┌──

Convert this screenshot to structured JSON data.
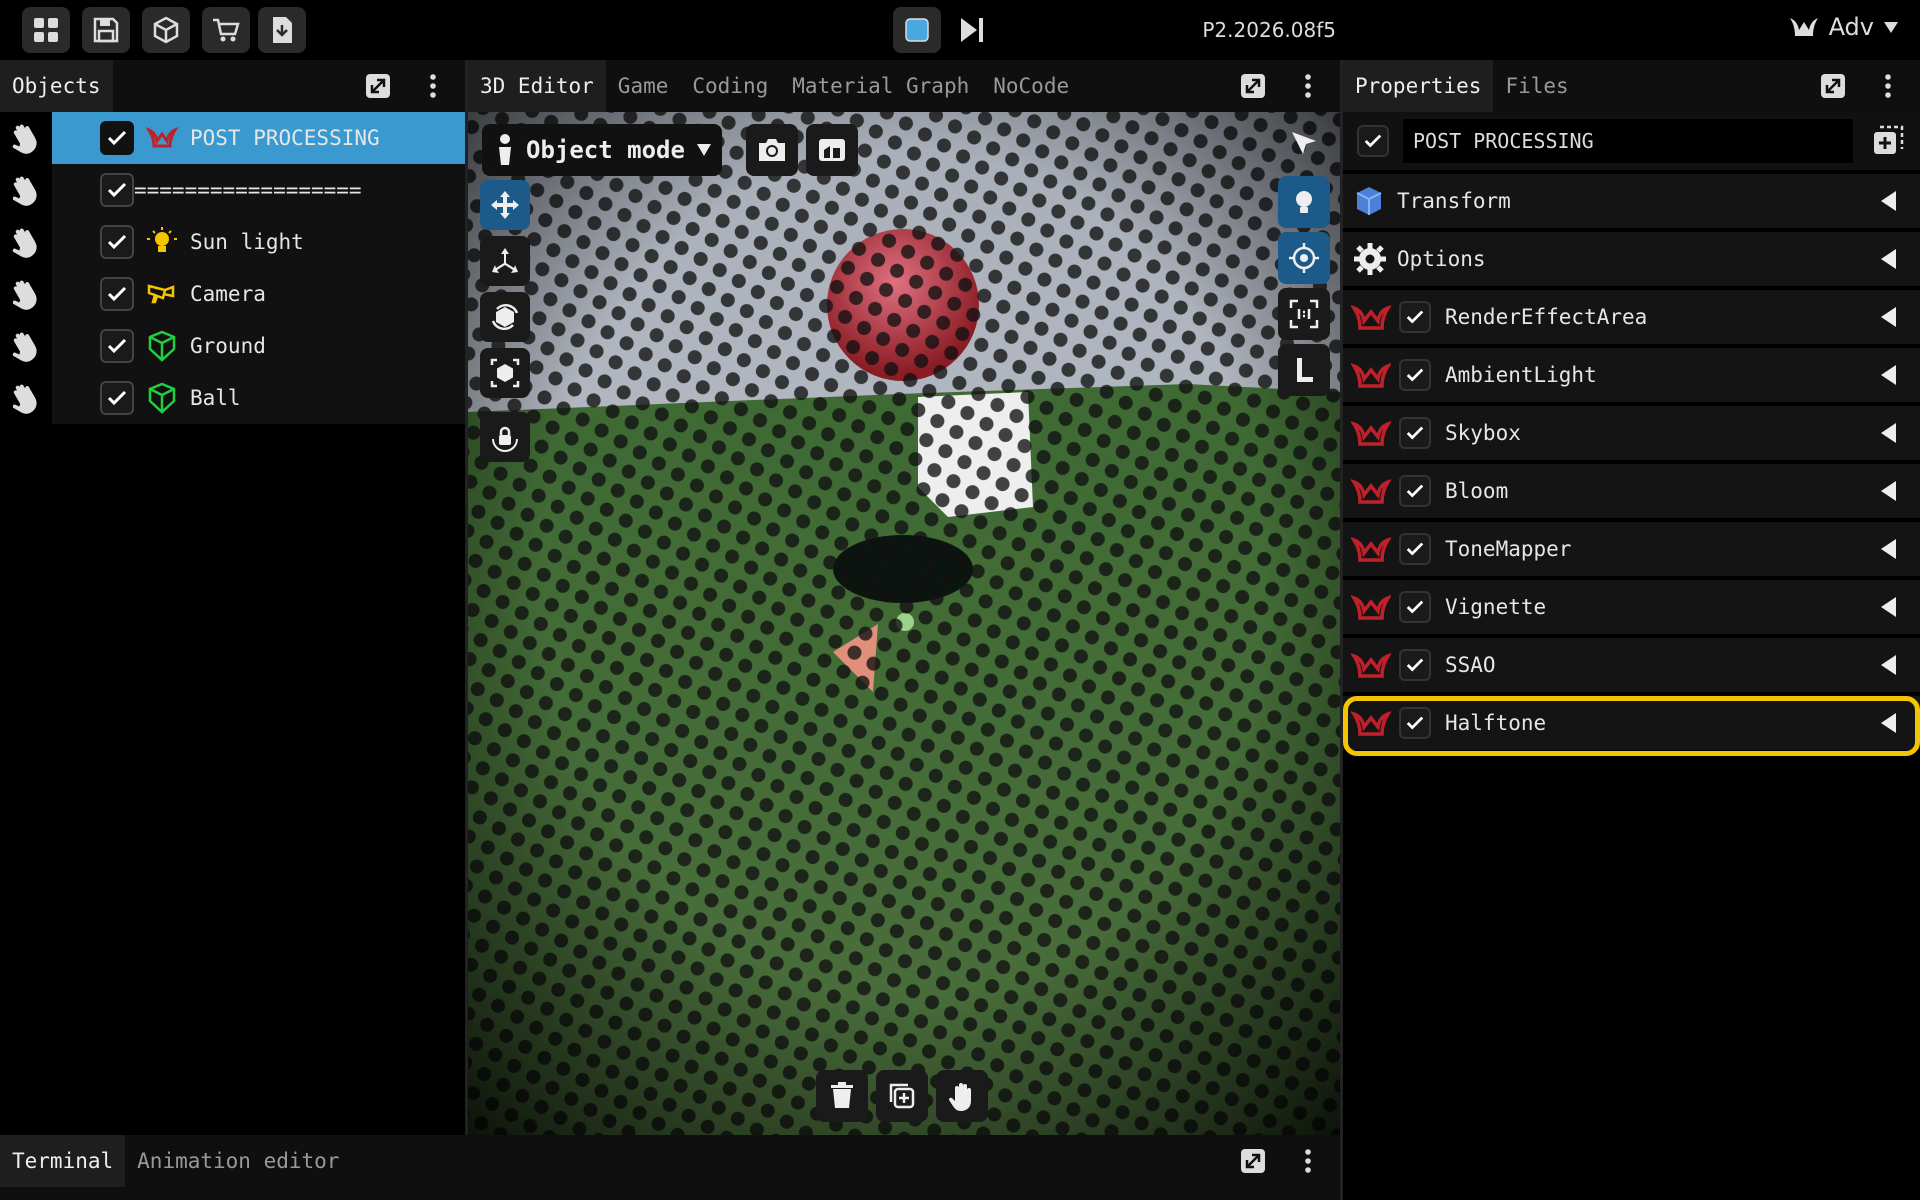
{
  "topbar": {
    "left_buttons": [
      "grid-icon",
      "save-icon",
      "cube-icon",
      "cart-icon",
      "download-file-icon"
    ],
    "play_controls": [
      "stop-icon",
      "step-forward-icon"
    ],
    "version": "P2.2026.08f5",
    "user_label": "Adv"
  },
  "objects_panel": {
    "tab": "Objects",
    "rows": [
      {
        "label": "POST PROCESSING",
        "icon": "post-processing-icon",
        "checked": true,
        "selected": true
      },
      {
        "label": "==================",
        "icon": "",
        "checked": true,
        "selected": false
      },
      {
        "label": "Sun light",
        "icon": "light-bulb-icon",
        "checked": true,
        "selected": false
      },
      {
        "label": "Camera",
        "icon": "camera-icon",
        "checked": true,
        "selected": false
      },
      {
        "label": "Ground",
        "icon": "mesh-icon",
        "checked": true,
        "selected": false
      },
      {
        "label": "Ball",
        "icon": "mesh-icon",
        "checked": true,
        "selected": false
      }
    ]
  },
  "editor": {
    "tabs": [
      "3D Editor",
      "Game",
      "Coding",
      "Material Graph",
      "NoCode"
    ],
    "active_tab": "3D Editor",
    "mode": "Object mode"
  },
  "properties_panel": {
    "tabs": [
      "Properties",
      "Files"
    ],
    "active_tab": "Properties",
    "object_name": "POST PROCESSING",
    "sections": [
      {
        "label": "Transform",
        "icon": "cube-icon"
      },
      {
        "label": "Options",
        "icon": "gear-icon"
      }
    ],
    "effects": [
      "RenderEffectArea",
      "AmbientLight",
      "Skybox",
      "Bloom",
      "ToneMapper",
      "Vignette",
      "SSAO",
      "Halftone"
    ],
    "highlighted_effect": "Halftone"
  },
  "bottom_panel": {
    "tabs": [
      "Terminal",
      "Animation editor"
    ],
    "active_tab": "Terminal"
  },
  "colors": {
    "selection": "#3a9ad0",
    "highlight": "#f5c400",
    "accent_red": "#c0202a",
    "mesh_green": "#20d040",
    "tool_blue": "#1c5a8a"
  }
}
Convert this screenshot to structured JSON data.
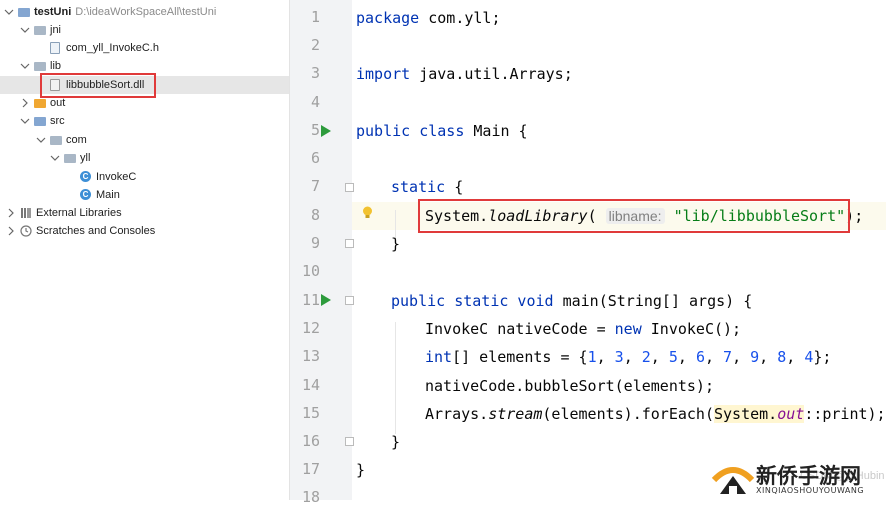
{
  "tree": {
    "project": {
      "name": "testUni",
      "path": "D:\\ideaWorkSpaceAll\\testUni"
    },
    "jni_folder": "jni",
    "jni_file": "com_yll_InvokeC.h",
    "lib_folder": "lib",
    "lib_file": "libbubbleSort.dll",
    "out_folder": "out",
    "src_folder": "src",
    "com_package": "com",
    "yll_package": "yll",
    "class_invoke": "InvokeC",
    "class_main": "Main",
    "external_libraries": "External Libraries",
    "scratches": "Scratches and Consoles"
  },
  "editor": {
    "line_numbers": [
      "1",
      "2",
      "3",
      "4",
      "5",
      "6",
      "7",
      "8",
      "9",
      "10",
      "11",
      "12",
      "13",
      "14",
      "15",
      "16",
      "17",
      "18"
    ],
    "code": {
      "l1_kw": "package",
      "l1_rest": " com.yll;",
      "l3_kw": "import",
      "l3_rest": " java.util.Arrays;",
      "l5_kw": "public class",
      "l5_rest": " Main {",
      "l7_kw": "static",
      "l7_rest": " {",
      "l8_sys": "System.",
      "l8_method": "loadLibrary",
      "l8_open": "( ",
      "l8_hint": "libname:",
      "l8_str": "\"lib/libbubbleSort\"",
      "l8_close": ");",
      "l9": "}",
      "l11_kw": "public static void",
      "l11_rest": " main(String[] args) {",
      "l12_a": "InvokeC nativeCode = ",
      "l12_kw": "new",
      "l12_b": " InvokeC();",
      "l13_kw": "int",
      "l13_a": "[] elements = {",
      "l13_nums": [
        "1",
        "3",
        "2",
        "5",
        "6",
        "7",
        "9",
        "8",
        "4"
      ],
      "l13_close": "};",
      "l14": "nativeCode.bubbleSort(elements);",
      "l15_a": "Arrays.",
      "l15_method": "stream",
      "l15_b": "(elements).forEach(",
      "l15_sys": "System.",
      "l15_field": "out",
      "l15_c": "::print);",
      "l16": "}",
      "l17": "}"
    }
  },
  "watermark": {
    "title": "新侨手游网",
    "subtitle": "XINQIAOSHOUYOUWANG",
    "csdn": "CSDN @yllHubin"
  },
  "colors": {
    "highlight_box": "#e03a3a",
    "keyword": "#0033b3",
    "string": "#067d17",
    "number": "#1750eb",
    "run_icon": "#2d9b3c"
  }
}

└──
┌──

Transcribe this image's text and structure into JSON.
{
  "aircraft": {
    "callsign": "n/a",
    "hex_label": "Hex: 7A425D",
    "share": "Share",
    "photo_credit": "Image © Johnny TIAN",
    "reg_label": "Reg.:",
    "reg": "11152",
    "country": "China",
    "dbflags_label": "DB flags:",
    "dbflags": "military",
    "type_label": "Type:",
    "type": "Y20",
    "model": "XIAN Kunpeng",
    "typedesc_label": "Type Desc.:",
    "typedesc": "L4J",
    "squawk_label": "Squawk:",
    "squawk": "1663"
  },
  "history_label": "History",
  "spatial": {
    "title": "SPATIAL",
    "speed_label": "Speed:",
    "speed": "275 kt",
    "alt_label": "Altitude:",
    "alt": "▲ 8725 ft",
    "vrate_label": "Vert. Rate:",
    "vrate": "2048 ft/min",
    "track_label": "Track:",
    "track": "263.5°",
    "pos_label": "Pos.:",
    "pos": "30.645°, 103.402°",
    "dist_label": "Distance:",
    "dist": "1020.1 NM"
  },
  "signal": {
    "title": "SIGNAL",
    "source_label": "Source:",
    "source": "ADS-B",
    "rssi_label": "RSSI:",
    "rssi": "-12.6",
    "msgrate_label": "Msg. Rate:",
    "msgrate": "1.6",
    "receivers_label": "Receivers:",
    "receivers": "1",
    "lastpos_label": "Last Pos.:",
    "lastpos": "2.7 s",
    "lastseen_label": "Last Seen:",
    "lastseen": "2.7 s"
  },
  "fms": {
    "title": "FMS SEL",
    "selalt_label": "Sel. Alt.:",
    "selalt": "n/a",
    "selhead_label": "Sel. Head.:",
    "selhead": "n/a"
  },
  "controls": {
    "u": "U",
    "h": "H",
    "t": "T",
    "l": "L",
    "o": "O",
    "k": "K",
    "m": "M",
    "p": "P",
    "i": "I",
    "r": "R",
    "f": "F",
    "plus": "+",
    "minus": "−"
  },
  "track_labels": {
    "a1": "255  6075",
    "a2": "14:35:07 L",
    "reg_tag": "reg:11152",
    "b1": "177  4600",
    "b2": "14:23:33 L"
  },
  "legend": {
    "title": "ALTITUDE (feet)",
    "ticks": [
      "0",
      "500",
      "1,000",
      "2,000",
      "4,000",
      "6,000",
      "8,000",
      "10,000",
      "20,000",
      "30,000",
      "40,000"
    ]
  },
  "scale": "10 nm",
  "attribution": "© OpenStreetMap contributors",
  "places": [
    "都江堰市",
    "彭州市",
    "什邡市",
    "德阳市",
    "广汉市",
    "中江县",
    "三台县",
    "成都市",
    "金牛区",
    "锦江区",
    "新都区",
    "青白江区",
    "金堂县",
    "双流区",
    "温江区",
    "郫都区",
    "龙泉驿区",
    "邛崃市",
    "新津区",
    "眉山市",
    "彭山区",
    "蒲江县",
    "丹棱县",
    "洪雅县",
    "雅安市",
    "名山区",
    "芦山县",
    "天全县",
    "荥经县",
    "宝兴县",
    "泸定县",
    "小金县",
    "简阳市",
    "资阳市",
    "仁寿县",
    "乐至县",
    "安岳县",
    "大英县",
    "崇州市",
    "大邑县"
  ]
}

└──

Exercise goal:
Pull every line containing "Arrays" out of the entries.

Answer to this exercise:
      "l3_rest": " java.util.Arrays;",
      "l15_a": "Arrays.",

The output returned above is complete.